The actual 800 some seconds when we are doing the sequence is pretty exciting. I have to run back and forth between a couple of screens and strip charts to check on the health of my instruments throughout the sequence. And there are a few events that I have to keep an eye on, such as when we turn on the despin motor for our imager or when we turn on the high voltage to a few of our other instruments. There are several other experiment teams running back and forth watching at the same time, so it gets a bit hectic. In the picture above, Jim Diehl (our Telemetry Engineer) is calling the events and watching the overall progress of the count. He's the one in the foreground with the phone. Everything went pretty swimmingly so we are moving on today to the vibration testing. And then comes the post-vibe sequencing. Fun stuff!

This is Phil's "I'm a real scientist!" pose

In the end, if you haven't understood anything at all that I've said, just go watch Apollo 13 again. It's the same thing. I swear. :)

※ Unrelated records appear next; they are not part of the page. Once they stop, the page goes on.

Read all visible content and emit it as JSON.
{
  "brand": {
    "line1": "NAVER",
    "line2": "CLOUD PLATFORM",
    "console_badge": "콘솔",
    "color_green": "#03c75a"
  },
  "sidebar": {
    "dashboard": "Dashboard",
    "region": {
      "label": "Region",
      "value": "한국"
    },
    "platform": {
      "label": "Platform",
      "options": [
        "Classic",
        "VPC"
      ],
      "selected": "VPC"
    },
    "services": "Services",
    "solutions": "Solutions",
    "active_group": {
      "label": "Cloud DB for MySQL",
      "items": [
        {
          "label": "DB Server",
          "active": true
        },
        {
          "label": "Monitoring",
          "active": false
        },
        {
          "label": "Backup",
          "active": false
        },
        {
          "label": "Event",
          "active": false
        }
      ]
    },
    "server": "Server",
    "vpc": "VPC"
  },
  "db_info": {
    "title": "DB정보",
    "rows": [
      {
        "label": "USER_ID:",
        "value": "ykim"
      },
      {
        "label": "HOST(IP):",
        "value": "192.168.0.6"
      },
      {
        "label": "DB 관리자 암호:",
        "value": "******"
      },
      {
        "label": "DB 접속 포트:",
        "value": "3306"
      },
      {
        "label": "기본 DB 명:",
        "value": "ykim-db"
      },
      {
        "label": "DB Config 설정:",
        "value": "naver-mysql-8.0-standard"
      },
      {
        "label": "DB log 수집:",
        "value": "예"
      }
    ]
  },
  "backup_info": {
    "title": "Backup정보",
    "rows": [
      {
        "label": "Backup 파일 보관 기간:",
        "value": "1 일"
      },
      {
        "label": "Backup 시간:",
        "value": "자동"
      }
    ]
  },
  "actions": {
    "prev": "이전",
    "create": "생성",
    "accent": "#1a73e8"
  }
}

Wednesday, October 6, 2010

Time to Restart the Blog!!

It's that time again! My rocket adventures continue. This time I will be traveling to snowy Norway with the hopes of successfully launching a sounding rocket into the polar cusp region of the Earth's magnetosphere.

Right now, I'm at Wallops Flight Facility busily trying to integrate the rocket payload and getting it ready to ship to Norway. To the left, you can see the the rocket on the spin table, where just last night they spun it up to 3 Hz (which is 180 rpm - pretty fast!) to test whether or not it was balanced properly (it was not). I'll be hanging out here off and on for the next two weeks or (gasp!) maybe more while the process of integration shuffles slowly toward an acceptable conclusion.

The next step is to travel to Norway. I'll be leaving from Boston on Saturday, November 13th and arriving many flights later in Andenes, Norway. After 2 weeks in Andenes, at the Andoya Rocket Range, helping to get things up and running there, I will scoot off to the far, far North: Longyearbyen, a cozy little arctic town on the island of Svalbard, Norway. There I will remain until the rocket launches! To the right, you can see a little map I made showing my two locations. Longyearbyen is at 78°N (just 12° south of the geographic north pole!) and so it will be dark for 24 hours a day during my stay. This is a vast difference from my last northern expedition to the North Slope of Alaska. The sleepy village of Kaktovik where I stayed 2 years ago is only at 70°N latitude, and during that particular time window (late February) we had several hours of dawn/dusk sunlight per day. This trip I will see none while in Longyearbyen. My boss describes it as pretty surreal to see schoolchildren running home from school with backpacks on under the nighttime sky, with only street lights to illuminate the way.

Well, there will be more updates to come. Stay tuned. I'm ready for another arctic adventure!